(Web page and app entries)
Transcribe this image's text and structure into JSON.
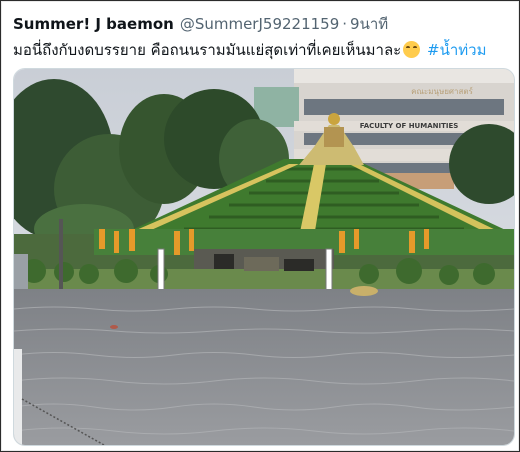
{
  "tweet": {
    "display_name": "Summer! J baemon",
    "handle": "@SummerJ59221159",
    "separator": "·",
    "time": "9นาที",
    "more": "⋮",
    "text": "มอนี่ถึงกับงดบรรยาย คือถนนรามมันแย่สุดเท่าที่เคยเห็นมาละ",
    "emoji": "joy-emoji",
    "hashtag": "#น้ำท่วม"
  },
  "photo": {
    "sign_thai": "คณะมนุษยศาสตร์",
    "sign_en": "FACULTY OF HUMANITIES"
  },
  "colors": {
    "link": "#1d9bf0",
    "text": "#0f1419",
    "muted": "#536471",
    "water": "#8d9094"
  }
}
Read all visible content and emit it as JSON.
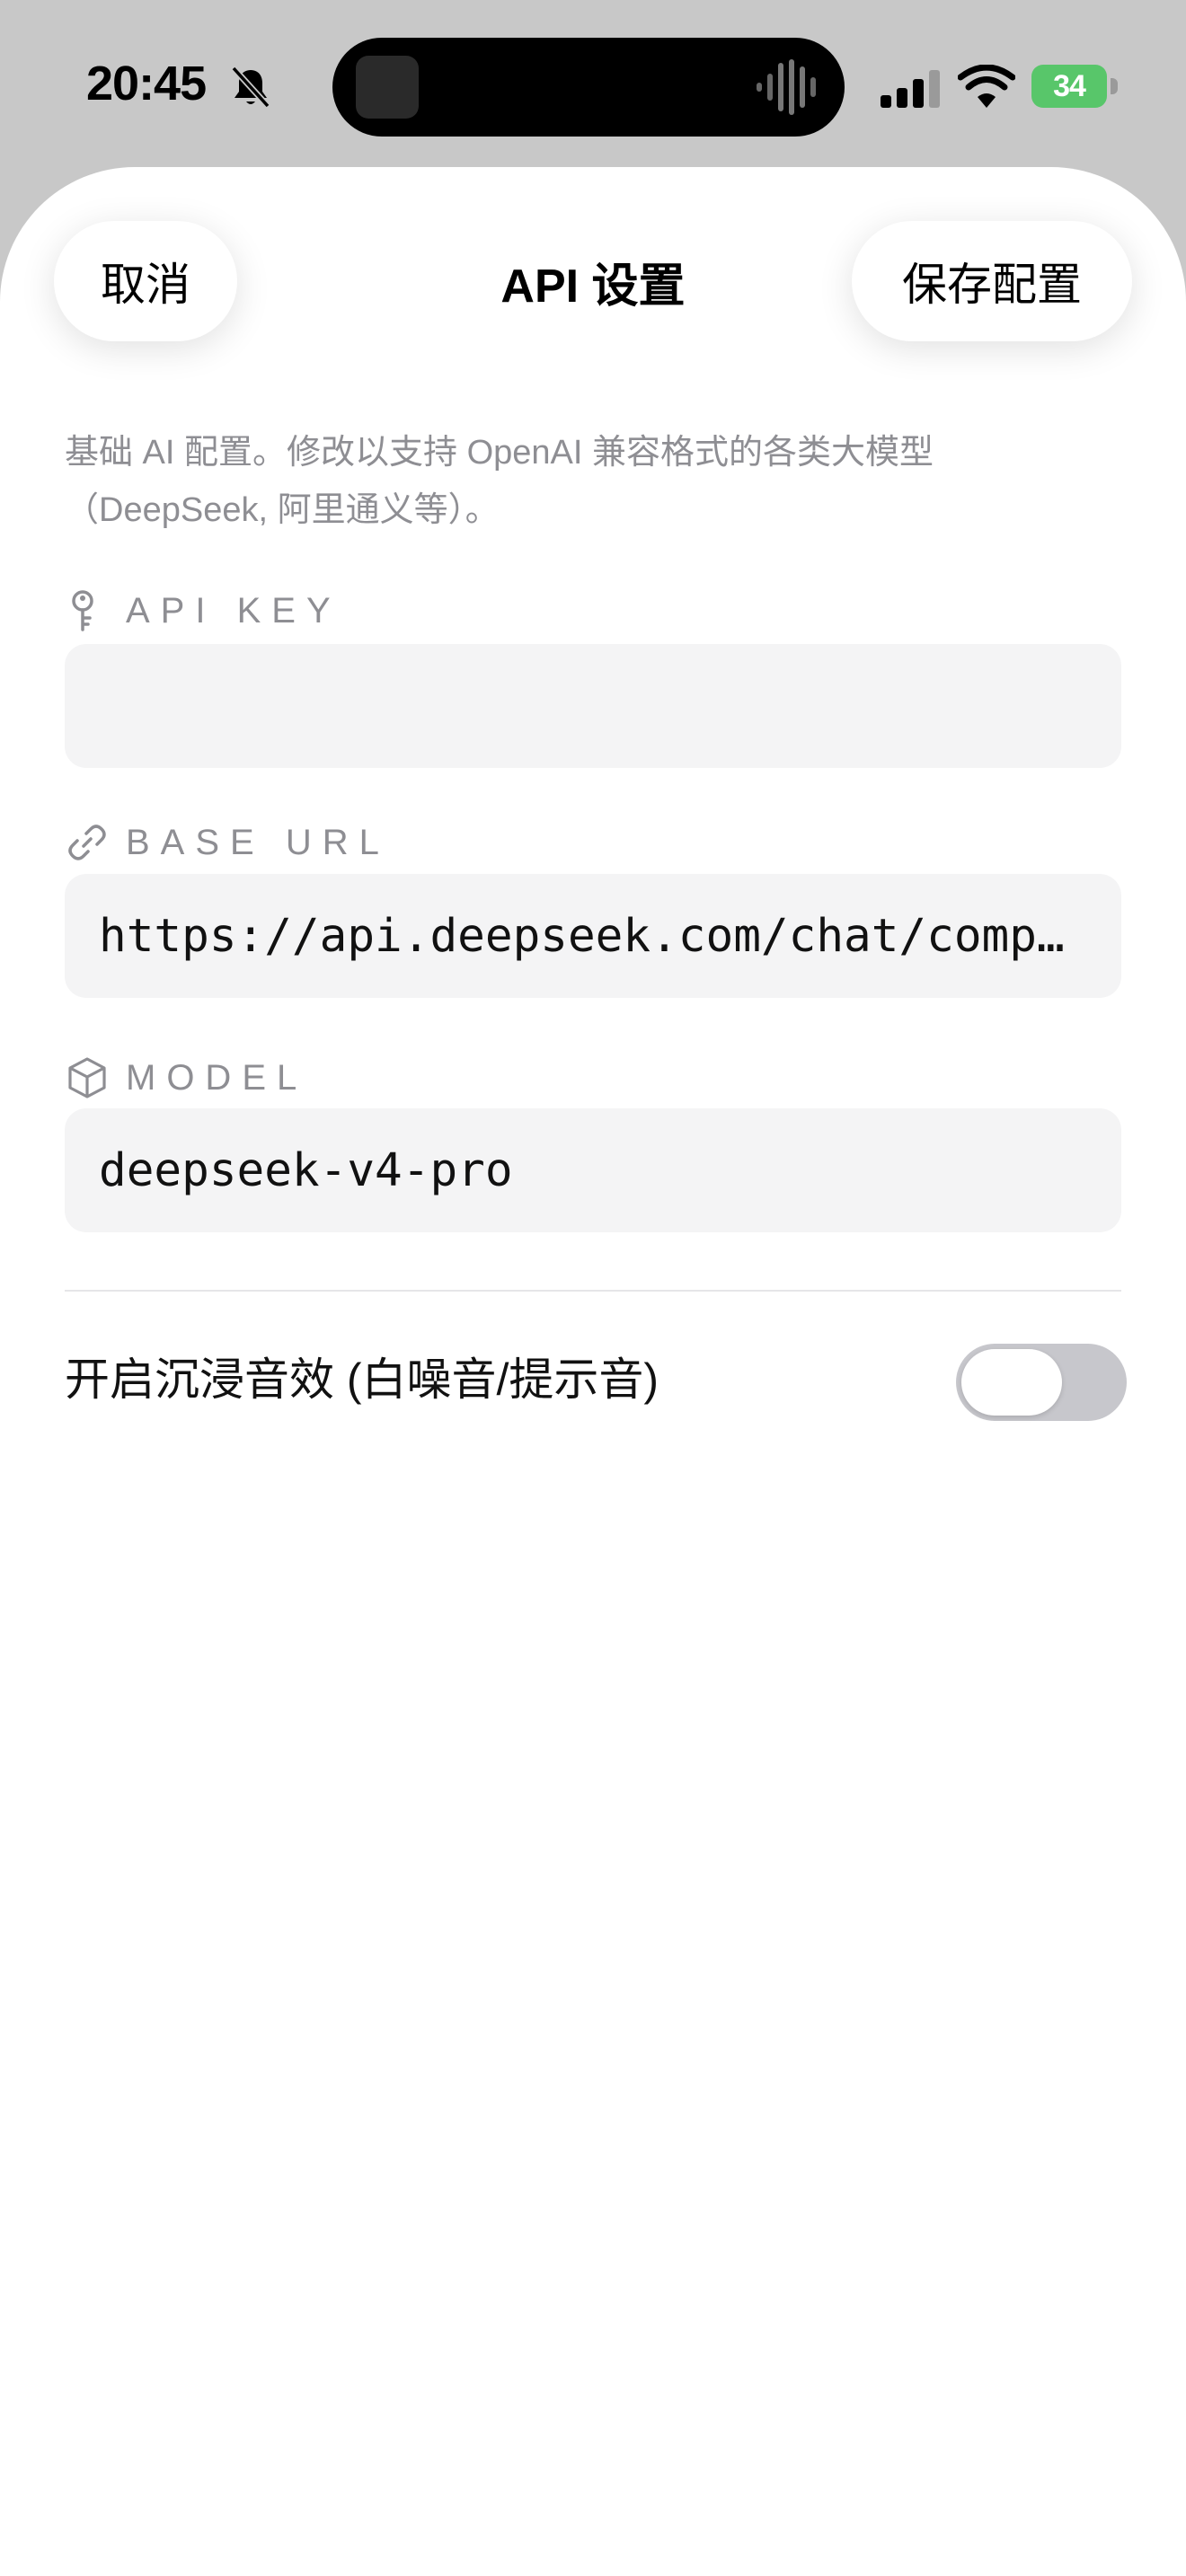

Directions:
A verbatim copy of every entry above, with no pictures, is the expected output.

Exercise answer:
Transcribe this image's text and structure into JSON.
{
  "tweet": {
    "display_name": "Summer! J baemon",
    "handle": "@SummerJ59221159",
    "separator": "·",
    "time": "9นาที",
    "more": "⋮",
    "text": "มอนี่ถึงกับงดบรรยาย คือถนนรามมันแย่สุดเท่าที่เคยเห็นมาละ",
    "emoji": "joy-emoji",
    "hashtag": "#น้ำท่วม"
  },
  "photo": {
    "sign_thai": "คณะมนุษยศาสตร์",
    "sign_en": "FACULTY OF HUMANITIES"
  },
  "colors": {
    "link": "#1d9bf0",
    "text": "#0f1419",
    "muted": "#536471",
    "water": "#8d9094"
  }
}
Read all visible content and emit it as JSON.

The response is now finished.